a)
Determine the stratum of each predicate. Is the program stratified?

b)
Suppose the relations for the EDB predicates s, t, and q are, respectively, S = {ab,bc,ca}, T = {a,b,c}, and Q = {ab,bc,cd,de}. Find the stratified (perfect) model for the IDB predicates p and r, given this EDB.

c)
Find another minimal model for the rules and the EDB given in (b).

### Solution

a)
The program is stratified. The stratum of the EDB predicates s,t, and q is 0; the stratum of r is 1; and the stratum of p is 2.

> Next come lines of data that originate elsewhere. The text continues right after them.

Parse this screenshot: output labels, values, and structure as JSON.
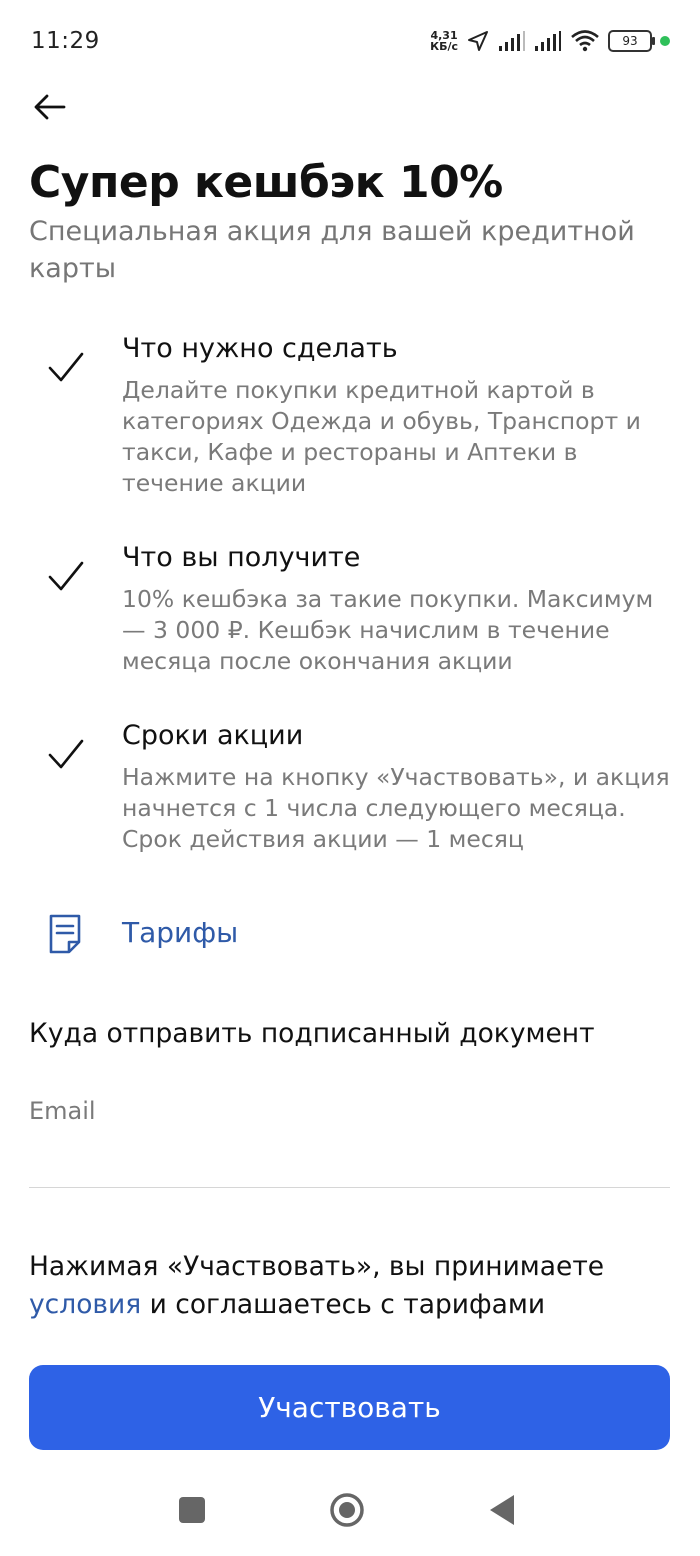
{
  "status_bar": {
    "time": "11:29",
    "net_speed_value": "4,31",
    "net_speed_unit": "КБ/с",
    "battery": "93"
  },
  "header": {
    "title": "Супер кешбэк 10%",
    "subtitle": "Специальная акция для вашей кредитной карты"
  },
  "features": [
    {
      "title": "Что нужно сделать",
      "text": "Делайте покупки кредитной картой в категориях Одежда и обувь, Транспорт и такси, Кафе и рестораны и Аптеки в течение акции"
    },
    {
      "title": "Что вы получите",
      "text": "10% кешбэка за такие покупки. Максимум — 3 000 ₽. Кешбэк начислим в течение месяца после окончания акции"
    },
    {
      "title": "Сроки акции",
      "text": "Нажмите на кнопку «Участвовать», и акция начнется с 1 числа следующего месяца. Срок действия акции — 1 месяц"
    }
  ],
  "tariffs": {
    "label": "Тарифы"
  },
  "document": {
    "section_title": "Куда отправить подписанный документ",
    "email_label": "Email",
    "email_value": ""
  },
  "consent": {
    "prefix": "Нажимая «Участвовать», вы принимаете ",
    "link": "условия",
    "suffix": " и соглашаетесь с тарифами"
  },
  "cta": {
    "label": "Участвовать"
  },
  "colors": {
    "accent": "#2e62e6",
    "link": "#2f5aa8",
    "secondary_text": "#7a7a7a"
  }
}
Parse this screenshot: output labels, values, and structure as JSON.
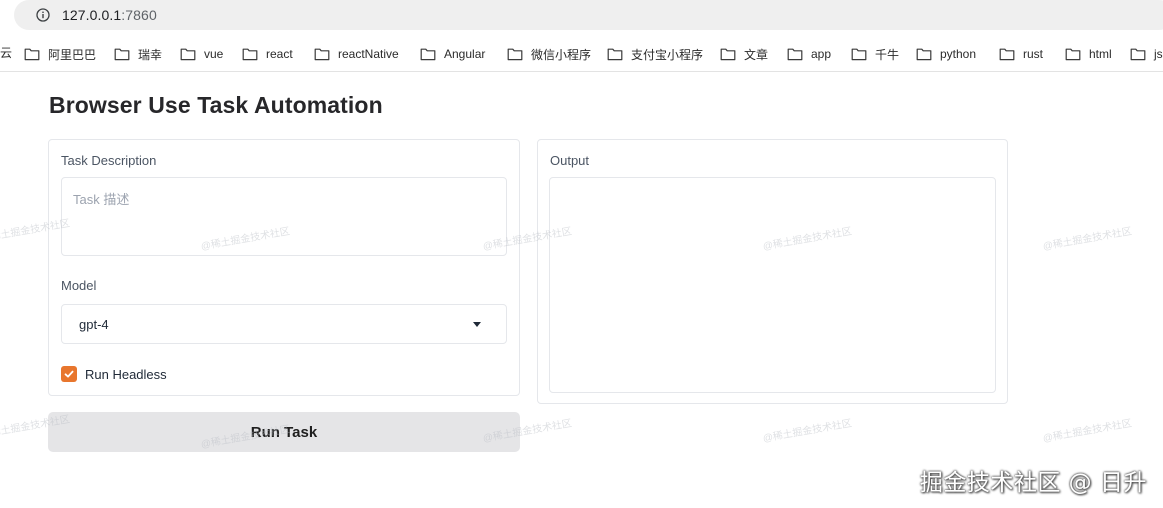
{
  "browser": {
    "url_host": "127.0.0.1",
    "url_port": ":7860",
    "bookmark_cut": "云",
    "bookmarks": [
      "阿里巴巴",
      "瑞幸",
      "vue",
      "react",
      "reactNative",
      "Angular",
      "微信小程序",
      "支付宝小程序",
      "文章",
      "app",
      "千牛",
      "python",
      "rust",
      "html",
      "js"
    ]
  },
  "app": {
    "title": "Browser Use Task Automation",
    "task": {
      "label": "Task Description",
      "placeholder": "Task 描述",
      "value": ""
    },
    "model": {
      "label": "Model",
      "value": "gpt-4"
    },
    "headless": {
      "label": "Run Headless",
      "checked": true
    },
    "run_button": "Run Task",
    "output": {
      "label": "Output",
      "value": ""
    }
  },
  "watermark": {
    "repeat": "@稀土掘金技术社区",
    "footer": "掘金技术社区 @ 日升"
  },
  "colors": {
    "accent": "#e8762d",
    "button_bg": "#e5e5e7",
    "border": "#e5e7eb"
  }
}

b)
The stratified (perfect) model for the IDB predicates p and r and the given EDB is {ab,bc,cd,de} and {}.

c)
Another minimal model for the IDB predicates p and r and the given EDB is {de} and {a,b,c}.